---------- Records supplied ----------

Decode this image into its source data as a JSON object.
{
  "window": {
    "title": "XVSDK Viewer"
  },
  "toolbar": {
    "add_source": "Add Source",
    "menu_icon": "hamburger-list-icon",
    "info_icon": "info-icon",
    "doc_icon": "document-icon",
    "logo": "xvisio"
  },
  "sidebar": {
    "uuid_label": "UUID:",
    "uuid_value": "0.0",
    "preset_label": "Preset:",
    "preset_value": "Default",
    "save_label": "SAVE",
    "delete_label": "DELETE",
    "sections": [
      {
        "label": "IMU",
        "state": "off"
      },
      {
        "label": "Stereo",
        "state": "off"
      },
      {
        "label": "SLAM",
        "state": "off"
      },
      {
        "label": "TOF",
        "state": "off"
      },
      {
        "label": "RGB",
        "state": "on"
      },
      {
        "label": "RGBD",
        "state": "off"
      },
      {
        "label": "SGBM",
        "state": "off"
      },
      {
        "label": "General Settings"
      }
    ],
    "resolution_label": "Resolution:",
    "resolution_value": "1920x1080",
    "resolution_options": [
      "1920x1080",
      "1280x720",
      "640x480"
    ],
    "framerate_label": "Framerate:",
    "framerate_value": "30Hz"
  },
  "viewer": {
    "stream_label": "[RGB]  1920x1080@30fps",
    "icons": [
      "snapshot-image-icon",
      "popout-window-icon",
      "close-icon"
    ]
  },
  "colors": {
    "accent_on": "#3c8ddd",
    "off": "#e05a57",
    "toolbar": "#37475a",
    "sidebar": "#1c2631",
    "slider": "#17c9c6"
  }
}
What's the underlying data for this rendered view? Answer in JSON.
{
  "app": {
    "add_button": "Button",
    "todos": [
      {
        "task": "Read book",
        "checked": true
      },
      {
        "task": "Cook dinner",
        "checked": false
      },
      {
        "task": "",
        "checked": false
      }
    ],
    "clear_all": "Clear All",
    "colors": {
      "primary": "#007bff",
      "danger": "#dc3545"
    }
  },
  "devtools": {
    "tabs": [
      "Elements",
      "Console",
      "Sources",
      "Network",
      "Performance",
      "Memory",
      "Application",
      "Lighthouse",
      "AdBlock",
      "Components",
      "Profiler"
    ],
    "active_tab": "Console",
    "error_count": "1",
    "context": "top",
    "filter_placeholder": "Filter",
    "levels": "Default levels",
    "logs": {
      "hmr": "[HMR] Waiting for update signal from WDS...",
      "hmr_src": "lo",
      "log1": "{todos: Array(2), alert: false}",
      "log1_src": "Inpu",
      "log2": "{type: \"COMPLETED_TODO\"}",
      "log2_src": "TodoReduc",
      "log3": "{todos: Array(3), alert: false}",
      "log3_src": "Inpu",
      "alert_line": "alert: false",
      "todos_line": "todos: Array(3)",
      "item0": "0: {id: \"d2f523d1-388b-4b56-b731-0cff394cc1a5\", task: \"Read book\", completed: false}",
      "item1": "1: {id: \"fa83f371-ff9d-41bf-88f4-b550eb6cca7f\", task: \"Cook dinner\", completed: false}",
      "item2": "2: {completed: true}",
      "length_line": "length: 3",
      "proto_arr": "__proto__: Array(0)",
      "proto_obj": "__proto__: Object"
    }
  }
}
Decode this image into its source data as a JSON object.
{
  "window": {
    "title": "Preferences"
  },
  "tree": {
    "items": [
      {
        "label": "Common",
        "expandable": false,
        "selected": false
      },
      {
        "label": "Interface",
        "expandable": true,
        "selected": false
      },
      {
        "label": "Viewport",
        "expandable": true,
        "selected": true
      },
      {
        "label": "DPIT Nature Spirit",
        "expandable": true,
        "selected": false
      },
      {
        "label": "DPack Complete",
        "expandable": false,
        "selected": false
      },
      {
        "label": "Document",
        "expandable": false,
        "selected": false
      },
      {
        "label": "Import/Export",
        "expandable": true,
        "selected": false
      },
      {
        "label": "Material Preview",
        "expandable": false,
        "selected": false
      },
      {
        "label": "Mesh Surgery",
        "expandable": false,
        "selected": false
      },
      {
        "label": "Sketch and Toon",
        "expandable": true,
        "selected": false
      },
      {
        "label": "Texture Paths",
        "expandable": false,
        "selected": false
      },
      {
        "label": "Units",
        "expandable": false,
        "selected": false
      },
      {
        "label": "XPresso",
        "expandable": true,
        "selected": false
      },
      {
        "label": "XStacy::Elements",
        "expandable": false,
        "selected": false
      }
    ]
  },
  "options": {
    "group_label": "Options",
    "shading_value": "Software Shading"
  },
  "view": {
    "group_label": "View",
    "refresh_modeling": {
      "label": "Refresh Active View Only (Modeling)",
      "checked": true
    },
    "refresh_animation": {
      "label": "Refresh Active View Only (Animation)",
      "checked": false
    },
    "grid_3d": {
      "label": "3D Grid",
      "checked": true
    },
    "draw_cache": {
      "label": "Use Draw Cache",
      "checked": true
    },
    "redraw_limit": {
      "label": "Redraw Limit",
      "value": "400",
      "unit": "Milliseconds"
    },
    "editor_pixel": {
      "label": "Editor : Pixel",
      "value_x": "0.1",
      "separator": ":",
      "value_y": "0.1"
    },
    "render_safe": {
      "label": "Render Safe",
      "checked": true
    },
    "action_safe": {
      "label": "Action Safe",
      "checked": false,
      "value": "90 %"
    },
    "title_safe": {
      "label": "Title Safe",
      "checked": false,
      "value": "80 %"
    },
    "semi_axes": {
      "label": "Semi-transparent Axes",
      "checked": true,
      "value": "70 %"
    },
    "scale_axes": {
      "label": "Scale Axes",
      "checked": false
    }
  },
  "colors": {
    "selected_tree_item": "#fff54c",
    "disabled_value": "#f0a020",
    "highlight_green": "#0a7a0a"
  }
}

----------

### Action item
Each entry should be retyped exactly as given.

### Problem solution
Decode this image into its source data as a JSON object.
{
  "window": {
    "title": "XVSDK Viewer"
  },
  "toolbar": {
    "add_source": "Add Source",
    "menu_icon": "hamburger-list-icon",
    "info_icon": "info-icon",
    "doc_icon": "document-icon",
    "logo": "xvisio"
  },
  "sidebar": {
    "uuid_label": "UUID:",
    "uuid_value": "0.0",
    "preset_label": "Preset:",
    "preset_value": "Default",
    "save_label": "SAVE",
    "delete_label": "DELETE",
    "sections": [
      {
        "label": "IMU",
        "state": "off"
      },
      {
        "label": "Stereo",
        "state": "off"
      },
      {
        "label": "SLAM",
        "state": "off"
      },
      {
        "label": "TOF",
        "state": "off"
      },
      {
        "label": "RGB",
        "state": "on"
      },
      {
        "label": "RGBD",
        "state": "off"
      },
      {
        "label": "SGBM",
        "state": "off"
      },
      {
        "label": "General Settings"
      }
    ],
    "resolution_label": "Resolution:",
    "resolution_value": "1920x1080",
    "resolution_options": [
      "1920x1080",
      "1280x720",
      "640x480"
    ],
    "framerate_label": "Framerate:",
    "framerate_value": "30Hz"
  },
  "viewer": {
    "stream_label": "[RGB]  1920x1080@30fps",
    "icons": [
      "snapshot-image-icon",
      "popout-window-icon",
      "close-icon"
    ]
  },
  "colors": {
    "accent_on": "#3c8ddd",
    "off": "#e05a57",
    "toolbar": "#37475a",
    "sidebar": "#1c2631",
    "slider": "#17c9c6"
  }
}
What's the underlying data for this rendered view? Answer in JSON.
{
  "app": {
    "add_button": "Button",
    "todos": [
      {
        "task": "Read book",
        "checked": true
      },
      {
        "task": "Cook dinner",
        "checked": false
      },
      {
        "task": "",
        "checked": false
      }
    ],
    "clear_all": "Clear All",
    "colors": {
      "primary": "#007bff",
      "danger": "#dc3545"
    }
  },
  "devtools": {
    "tabs": [
      "Elements",
      "Console",
      "Sources",
      "Network",
      "Performance",
      "Memory",
      "Application",
      "Lighthouse",
      "AdBlock",
      "Components",
      "Profiler"
    ],
    "active_tab": "Console",
    "error_count": "1",
    "context": "top",
    "filter_placeholder": "Filter",
    "levels": "Default levels",
    "logs": {
      "hmr": "[HMR] Waiting for update signal from WDS...",
      "hmr_src": "lo",
      "log1": "{todos: Array(2), alert: false}",
      "log1_src": "Inpu",
      "log2": "{type: \"COMPLETED_TODO\"}",
      "log2_src": "TodoReduc",
      "log3": "{todos: Array(3), alert: false}",
      "log3_src": "Inpu",
      "alert_line": "alert: false",
      "todos_line": "todos: Array(3)",
      "item0": "0: {id: \"d2f523d1-388b-4b56-b731-0cff394cc1a5\", task: \"Read book\", completed: false}",
      "item1": "1: {id: \"fa83f371-ff9d-41bf-88f4-b550eb6cca7f\", task: \"Cook dinner\", completed: false}",
      "item2": "2: {completed: true}",
      "length_line": "length: 3",
      "proto_arr": "__proto__: Array(0)",
      "proto_obj": "__proto__: Object"
    }
  }
}
Decode this image into its source data as a JSON object.
{
  "window": {
    "title": "Preferences"
  },
  "tree": {
    "items": [
      {
        "label": "Common",
        "expandable": false,
        "selected": false
      },
      {
        "label": "Interface",
        "expandable": true,
        "selected": false
      },
      {
        "label": "Viewport",
        "expandable": true,
        "selected": true
      },
      {
        "label": "DPIT Nature Spirit",
        "expandable": true,
        "selected": false
      },
      {
        "label": "DPack Complete",
        "expandable": false,
        "selected": false
      },
      {
        "label": "Document",
        "expandable": false,
        "selected": false
      },
      {
        "label": "Import/Export",
        "expandable": true,
        "selected": false
      },
      {
        "label": "Material Preview",
        "expandable": false,
        "selected": false
      },
      {
        "label": "Mesh Surgery",
        "expandable": false,
        "selected": false
      },
      {
        "label": "Sketch and Toon",
        "expandable": true,
        "selected": false
      },
      {
        "label": "Texture Paths",
        "expandable": false,
        "selected": false
      },
      {
        "label": "Units",
        "expandable": false,
        "selected": false
      },
      {
        "label": "XPresso",
        "expandable": true,
        "selected": false
      },
      {
        "label": "XStacy::Elements",
        "expandable": false,
        "selected": false
      }
    ]
  },
  "options": {
    "group_label": "Options",
    "shading_value": "Software Shading"
  },
  "view": {
    "group_label": "View",
    "refresh_modeling": {
      "label": "Refresh Active View Only (Modeling)",
      "checked": true
    },
    "refresh_animation": {
      "label": "Refresh Active View Only (Animation)",
      "checked": false
    },
    "grid_3d": {
      "label": "3D Grid",
      "checked": true
    },
    "draw_cache": {
      "label": "Use Draw Cache",
      "checked": true
    },
    "redraw_limit": {
      "label": "Redraw Limit",
      "value": "400",
      "unit": "Milliseconds"
    },
    "editor_pixel": {
      "label": "Editor : Pixel",
      "value_x": "0.1",
      "separator": ":",
      "value_y": "0.1"
    },
    "render_safe": {
      "label": "Render Safe",
      "checked": true
    },
    "action_safe": {
      "label": "Action Safe",
      "checked": false,
      "value": "90 %"
    },
    "title_safe": {
      "label": "Title Safe",
      "checked": false,
      "value": "80 %"
    },
    "semi_axes": {
      "label": "Semi-transparent Axes",
      "checked": true,
      "value": "70 %"
    },
    "scale_axes": {
      "label": "Scale Axes",
      "checked": false
    }
  },
  "colors": {
    "selected_tree_item": "#fff54c",
    "disabled_value": "#f0a020",
    "highlight_green": "#0a7a0a"
  }
}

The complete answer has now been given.